# Web Survey Bibliography

Collecting information from sampled units over the Internet or by mail is much more cost‒efficient than conducting interviews. These methods make self‒enumeration an attractive data‒collection method for surveys and censuses. Despite the benefits associated with self‒enumeration data collection—in particular Internet-based data collection—self‒enumerationcan produce low response rates compared to interviews. To increase response rates, non‒respondents are subject to a mixedmode of follow‒up treatments, which influence the resulting probability of response, to encourage them to participate. Because response occurrence is intrinsically conditional, we preliminary record response occurrence in discrete intervals, and we then characterize the probability of response by a discrete time hazard. This approach facilitates examining when a response is most likely to occur and how the probability of responding varies over both time and follow‒up treatments.

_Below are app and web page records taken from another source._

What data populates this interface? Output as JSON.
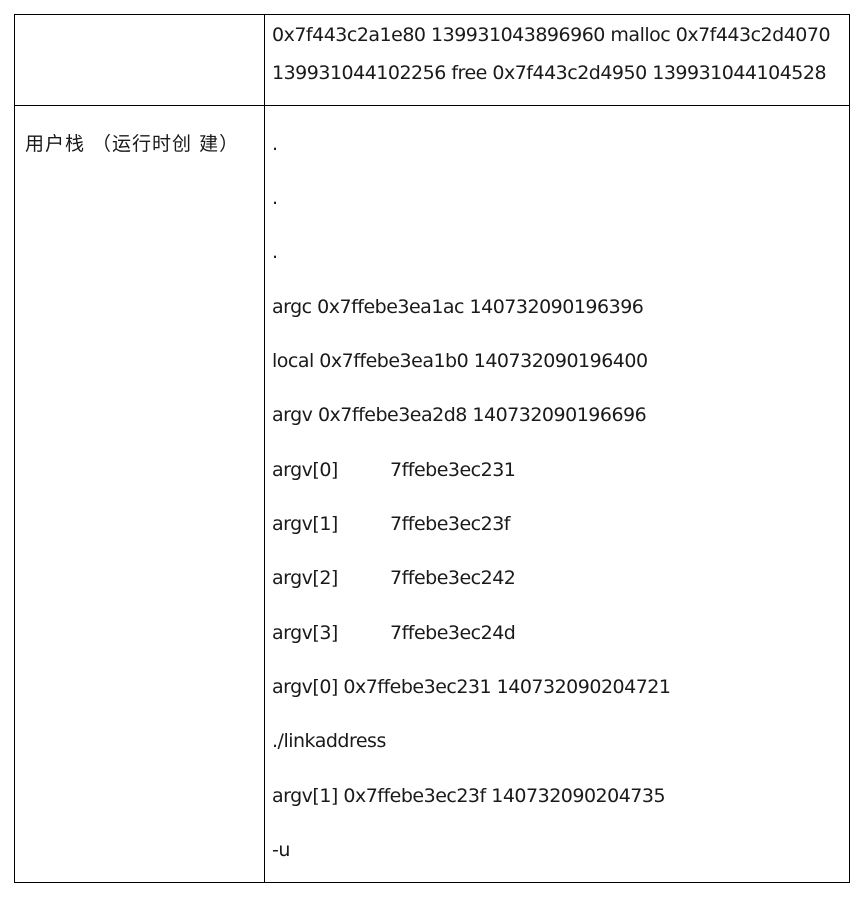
{
  "table": {
    "row1": {
      "left": "",
      "lines": [
        "0x7f443c2a1e80 139931043896960 malloc 0x7f443c2d4070",
        "139931044102256 free 0x7f443c2d4950 139931044104528"
      ]
    },
    "row2": {
      "left": "用户栈 （运行时创 建）",
      "lines": [
        ".",
        ".",
        ".",
        "argc 0x7ffebe3ea1ac 140732090196396",
        "local 0x7ffebe3ea1b0 140732090196400",
        "argv 0x7ffebe3ea2d8 140732090196696"
      ],
      "argv_table": [
        {
          "name": "argv[0]",
          "value": "7ffebe3ec231"
        },
        {
          "name": "argv[1]",
          "value": "7ffebe3ec23f"
        },
        {
          "name": "argv[2]",
          "value": "7ffebe3ec242"
        },
        {
          "name": "argv[3]",
          "value": "7ffebe3ec24d"
        }
      ],
      "tail_lines": [
        "argv[0] 0x7ffebe3ec231 140732090204721",
        "./linkaddress",
        "argv[1] 0x7ffebe3ec23f 140732090204735",
        "-u"
      ]
    }
  }
}
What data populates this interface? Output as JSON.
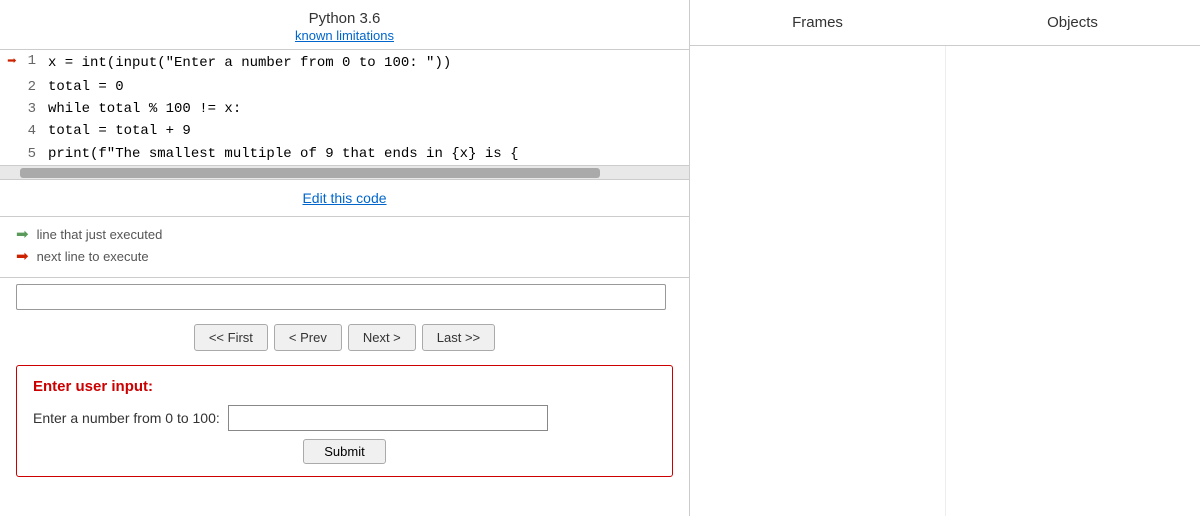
{
  "header": {
    "title": "Python 3.6",
    "link_text": "known limitations"
  },
  "code": {
    "lines": [
      {
        "num": 1,
        "arrow": "red",
        "code": "x = int(input(\"Enter a number from 0 to 100: \"))"
      },
      {
        "num": 2,
        "arrow": "",
        "code": "total = 0"
      },
      {
        "num": 3,
        "arrow": "",
        "code": "while total % 100 != x:"
      },
      {
        "num": 4,
        "arrow": "",
        "code": "    total = total + 9"
      },
      {
        "num": 5,
        "arrow": "",
        "code": "print(f\"The smallest multiple of 9 that ends in {x} is {"
      }
    ]
  },
  "edit_link": "Edit this code",
  "legend": {
    "green_label": "line that just executed",
    "red_label": "next line to execute"
  },
  "nav_buttons": {
    "first": "<< First",
    "prev": "< Prev",
    "next": "Next >",
    "last": "Last >>"
  },
  "user_input": {
    "label": "Enter user input:",
    "prompt": "Enter a number from 0 to 100:",
    "submit": "Submit",
    "field_value": ""
  },
  "right_panel": {
    "tabs": [
      "Frames",
      "Objects"
    ]
  }
}
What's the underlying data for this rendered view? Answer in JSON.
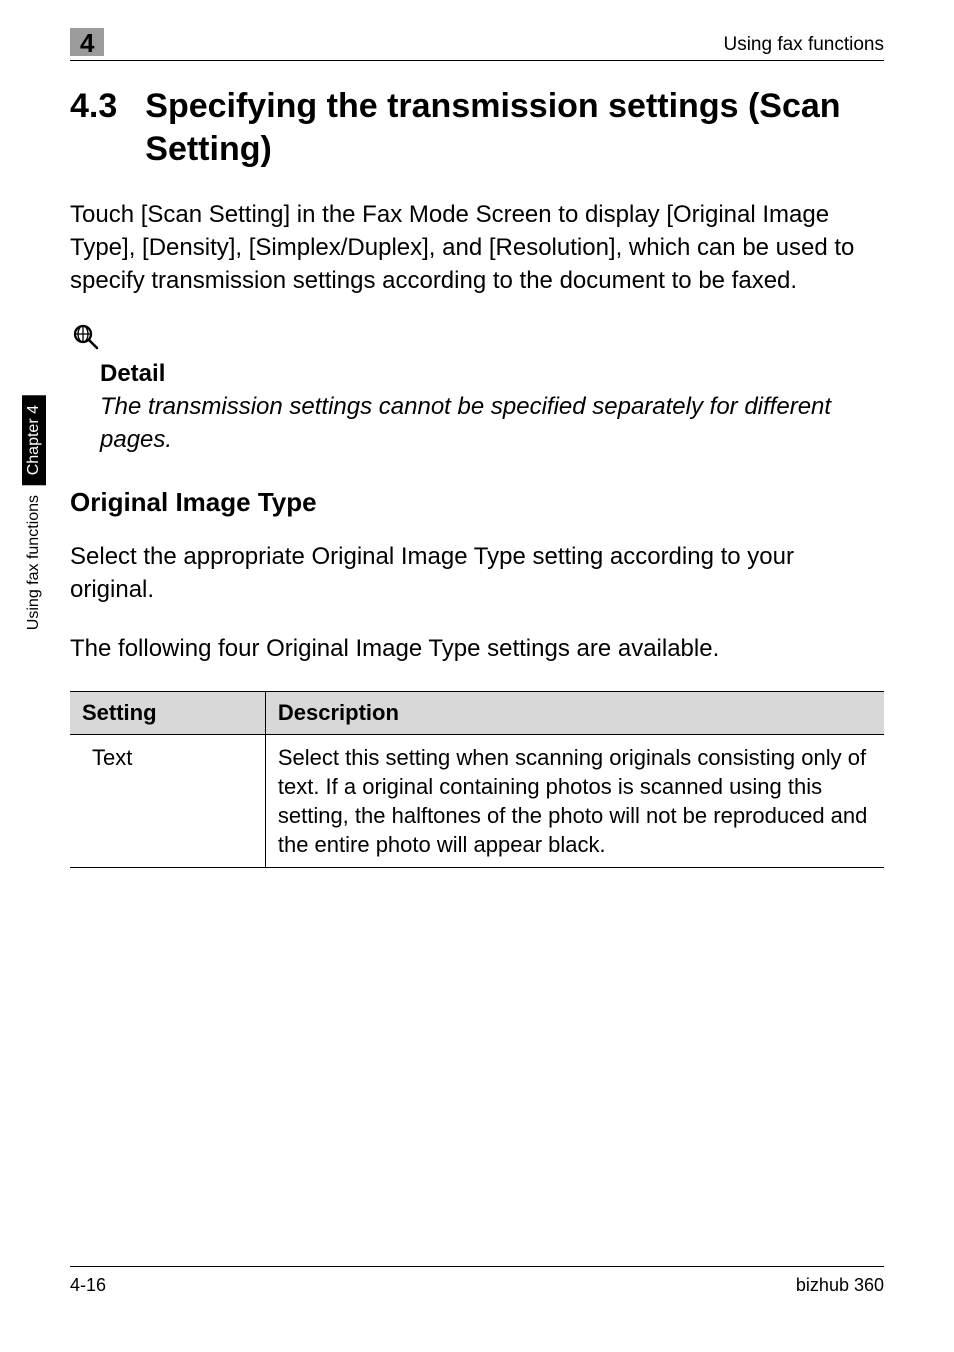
{
  "header": {
    "chapter_num": "4",
    "running_title": "Using fax functions"
  },
  "section": {
    "number": "4.3",
    "title": "Specifying the transmission settings (Scan Setting)"
  },
  "intro_paragraph": "Touch [Scan Setting] in the Fax Mode Screen to display [Original Image Type], [Density], [Simplex/Duplex], and [Resolution], which can be used to specify transmission settings according to the document to be faxed.",
  "detail": {
    "icon_name": "magnifying-glass-icon",
    "label": "Detail",
    "text": "The transmission settings cannot be specified separately for different pages."
  },
  "subsection": {
    "heading": "Original Image Type",
    "para1": "Select the appropriate Original Image Type setting according to your original.",
    "para2": "The following four Original Image Type settings are available."
  },
  "table": {
    "headers": {
      "setting": "Setting",
      "description": "Description"
    },
    "rows": [
      {
        "setting": "Text",
        "description": "Select this setting when scanning originals consisting only of text. If a original containing photos is scanned using this setting, the halftones of the photo will not be reproduced and the entire photo will appear black."
      }
    ]
  },
  "side_tab": {
    "chapter": "Chapter 4",
    "label": "Using fax functions"
  },
  "footer": {
    "page_num": "4-16",
    "product": "bizhub 360"
  }
}
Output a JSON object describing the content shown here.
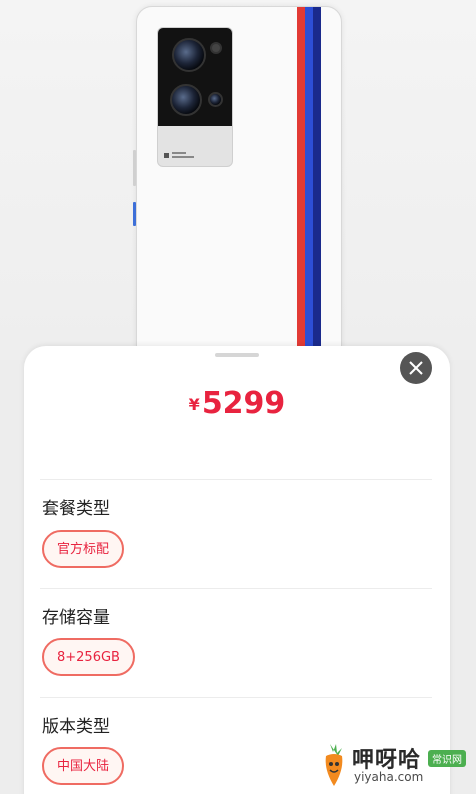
{
  "product": {
    "price_currency": "¥",
    "price_value": "5299"
  },
  "options": {
    "package": {
      "title": "套餐类型",
      "selected": "官方标配"
    },
    "storage": {
      "title": "存储容量",
      "selected": "8+256GB"
    },
    "version": {
      "title": "版本类型",
      "selected": "中国大陆"
    }
  },
  "watermark": {
    "name_cn": "呷呀哈",
    "badge": "常识网",
    "domain": "yiyaha.com"
  },
  "colors": {
    "price_red": "#e8233f",
    "chip_border": "#ef6b62",
    "stripe_red": "#e23a35",
    "stripe_blue": "#2d4fd6",
    "stripe_navy": "#1a2a8c"
  },
  "icons": {
    "close": "close-icon",
    "mascot": "carrot-mascot-icon"
  }
}
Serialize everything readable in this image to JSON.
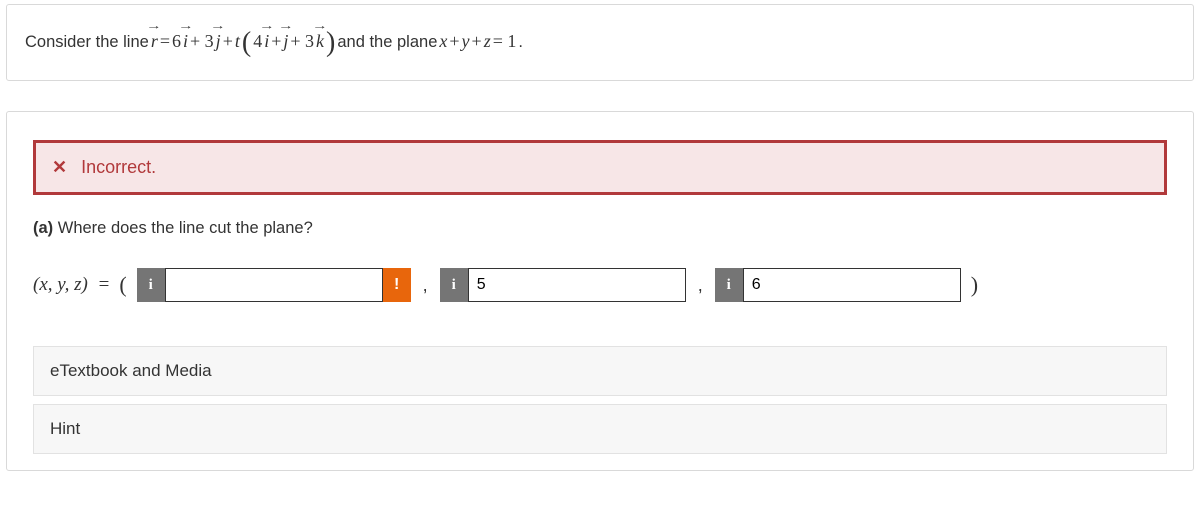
{
  "question": {
    "pre": "Consider the line ",
    "r": "r",
    "eq": " = ",
    "term1a": "6",
    "term1b": "i",
    "term2a": " + 3",
    "term2b": "j",
    "term3a": " + ",
    "term3t": "t",
    "lparen": "(",
    "term4a": "4",
    "term4b": "i",
    "term5a": " + ",
    "term5b": "j",
    "term6a": " + 3",
    "term6b": "k",
    "rparen": ")",
    "post1": " and the plane ",
    "plane_x": "x",
    "plane_plus1": " + ",
    "plane_y": "y",
    "plane_plus2": " + ",
    "plane_z": "z",
    "plane_eq": " = 1",
    "period": "."
  },
  "feedback": {
    "label": "Incorrect."
  },
  "part": {
    "tag": "(a)",
    "text": " Where does the line cut the plane?"
  },
  "answer": {
    "prefix": "(x, y, z)",
    "eq": "=",
    "open": "(",
    "close": ")",
    "info": "i",
    "warn": "!",
    "val1": "",
    "val2": "5",
    "val3": "6",
    "comma": ","
  },
  "links": {
    "etextbook": "eTextbook and Media",
    "hint": "Hint"
  }
}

Weuse regression analysis to investigate the effect of mixed‒mode on the response probability. Factors and interactions arecommonly treated in regression analyses, and have important implications for the interpretation of statistical models. The nonresponse bias can be avoided by multiplying the sampling weight of respondents by the inverse of an estimate of the response probability. Estimators and associated variance estimators of model parameters as well as of parameters of interest are studied. We take into account correlation over time for the same unit in variance estimation. The problem of optimal resources allocation within stages of the survey design is also investigated.Collecting information from sampled units over the Internet or by mail is much more cost‒efficient than conducting interviews. These methods make self‒enumeration an attractive data‒collection method for surveys and censuses. Despite the benefits associated with self‒enumeration data collection—in particular Internet-based data collection self‒enumerationcan produce low response rates compared to interviews. To increase response rates, non‒respondents are subject to a mixedmode of follow‒up treatments, which influence the resulting probability of response, to encourage them to participate. Because response occurrenceis intrinsically conditional, we preliminary record response occurrence in discrete intervals, and we then characterize the probability of response by a discrete time hazard. This approach facilitates examining when a response is most likely to occur and how the probability of responding varies over both time and follow‒up treatments. Weuse regression analysis to investigate the effect of mixed‒mode on the response probability. Factors and interactions are commonly treated in regression analyses, and have important implications for the interpretation of statistical models. The nonresponse bias can be avoided by multiplying the sampling weight of respondents by the inverse of an estimate of the response probability. Estimators and associated variance estimators of model parameters as well as of parameters of interest are studied. We take into account correlation over time for the same unit in variance estimation. The problem of optimal resources allocation within stages of the survey design is also investigated.